⟨

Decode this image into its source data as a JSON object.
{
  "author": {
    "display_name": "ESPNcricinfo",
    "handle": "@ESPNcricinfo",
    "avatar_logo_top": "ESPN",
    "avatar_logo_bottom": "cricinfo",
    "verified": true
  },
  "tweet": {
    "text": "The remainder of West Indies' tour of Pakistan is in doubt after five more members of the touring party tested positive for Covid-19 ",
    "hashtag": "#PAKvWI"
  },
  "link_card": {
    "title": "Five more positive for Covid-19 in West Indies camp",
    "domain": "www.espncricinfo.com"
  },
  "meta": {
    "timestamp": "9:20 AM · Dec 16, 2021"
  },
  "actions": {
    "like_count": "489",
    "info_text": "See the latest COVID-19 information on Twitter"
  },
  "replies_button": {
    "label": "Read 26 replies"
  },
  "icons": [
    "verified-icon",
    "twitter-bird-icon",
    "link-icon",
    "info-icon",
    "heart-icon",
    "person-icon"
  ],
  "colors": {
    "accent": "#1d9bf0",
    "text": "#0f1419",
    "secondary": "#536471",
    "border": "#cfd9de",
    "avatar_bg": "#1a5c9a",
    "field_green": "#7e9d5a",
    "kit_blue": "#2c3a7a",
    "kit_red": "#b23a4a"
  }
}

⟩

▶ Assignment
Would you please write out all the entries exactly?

▶ Response below
Decode this image into its source data as a JSON object.
{
  "author": {
    "display_name": "ESPNcricinfo",
    "handle": "@ESPNcricinfo",
    "avatar_logo_top": "ESPN",
    "avatar_logo_bottom": "cricinfo",
    "verified": true
  },
  "tweet": {
    "text": "The remainder of West Indies' tour of Pakistan is in doubt after five more members of the touring party tested positive for Covid-19 ",
    "hashtag": "#PAKvWI"
  },
  "link_card": {
    "title": "Five more positive for Covid-19 in West Indies camp",
    "domain": "www.espncricinfo.com"
  },
  "meta": {
    "timestamp": "9:20 AM · Dec 16, 2021"
  },
  "actions": {
    "like_count": "489",
    "info_text": "See the latest COVID-19 information on Twitter"
  },
  "replies_button": {
    "label": "Read 26 replies"
  },
  "icons": [
    "verified-icon",
    "twitter-bird-icon",
    "link-icon",
    "info-icon",
    "heart-icon",
    "person-icon"
  ],
  "colors": {
    "accent": "#1d9bf0",
    "text": "#0f1419",
    "secondary": "#536471",
    "border": "#cfd9de",
    "avatar_bg": "#1a5c9a",
    "field_green": "#7e9d5a",
    "kit_blue": "#2c3a7a",
    "kit_red": "#b23a4a"
  }
}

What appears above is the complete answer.